Required work
Your task is to give the entries back exactly, leaving nothing out.

(Entries provided begins)

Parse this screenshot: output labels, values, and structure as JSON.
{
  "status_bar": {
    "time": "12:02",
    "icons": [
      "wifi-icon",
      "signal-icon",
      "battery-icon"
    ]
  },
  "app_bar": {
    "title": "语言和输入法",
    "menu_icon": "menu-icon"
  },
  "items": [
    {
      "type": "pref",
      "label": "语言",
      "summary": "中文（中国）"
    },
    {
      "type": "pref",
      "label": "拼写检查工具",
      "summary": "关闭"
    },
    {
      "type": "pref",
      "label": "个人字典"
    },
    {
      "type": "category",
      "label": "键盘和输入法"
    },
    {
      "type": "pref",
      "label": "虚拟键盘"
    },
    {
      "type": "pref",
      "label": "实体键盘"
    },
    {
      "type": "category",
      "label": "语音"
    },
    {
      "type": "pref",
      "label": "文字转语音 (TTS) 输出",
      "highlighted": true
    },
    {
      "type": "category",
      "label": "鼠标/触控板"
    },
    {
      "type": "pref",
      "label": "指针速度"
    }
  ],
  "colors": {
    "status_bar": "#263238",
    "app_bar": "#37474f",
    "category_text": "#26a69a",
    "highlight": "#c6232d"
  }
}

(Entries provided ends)

Exercise response
Parse this screenshot: output labels, values, and structure as JSON.
{
  "status_bar": {
    "time": "12:02",
    "icons": [
      "wifi-icon",
      "signal-icon",
      "battery-icon"
    ]
  },
  "app_bar": {
    "title": "语言和输入法",
    "menu_icon": "menu-icon"
  },
  "items": [
    {
      "type": "pref",
      "label": "语言",
      "summary": "中文（中国）"
    },
    {
      "type": "pref",
      "label": "拼写检查工具",
      "summary": "关闭"
    },
    {
      "type": "pref",
      "label": "个人字典"
    },
    {
      "type": "category",
      "label": "键盘和输入法"
    },
    {
      "type": "pref",
      "label": "虚拟键盘"
    },
    {
      "type": "pref",
      "label": "实体键盘"
    },
    {
      "type": "category",
      "label": "语音"
    },
    {
      "type": "pref",
      "label": "文字转语音 (TTS) 输出",
      "highlighted": true
    },
    {
      "type": "category",
      "label": "鼠标/触控板"
    },
    {
      "type": "pref",
      "label": "指针速度"
    }
  ],
  "colors": {
    "status_bar": "#263238",
    "app_bar": "#37474f",
    "category_text": "#26a69a",
    "highlight": "#c6232d"
  }
}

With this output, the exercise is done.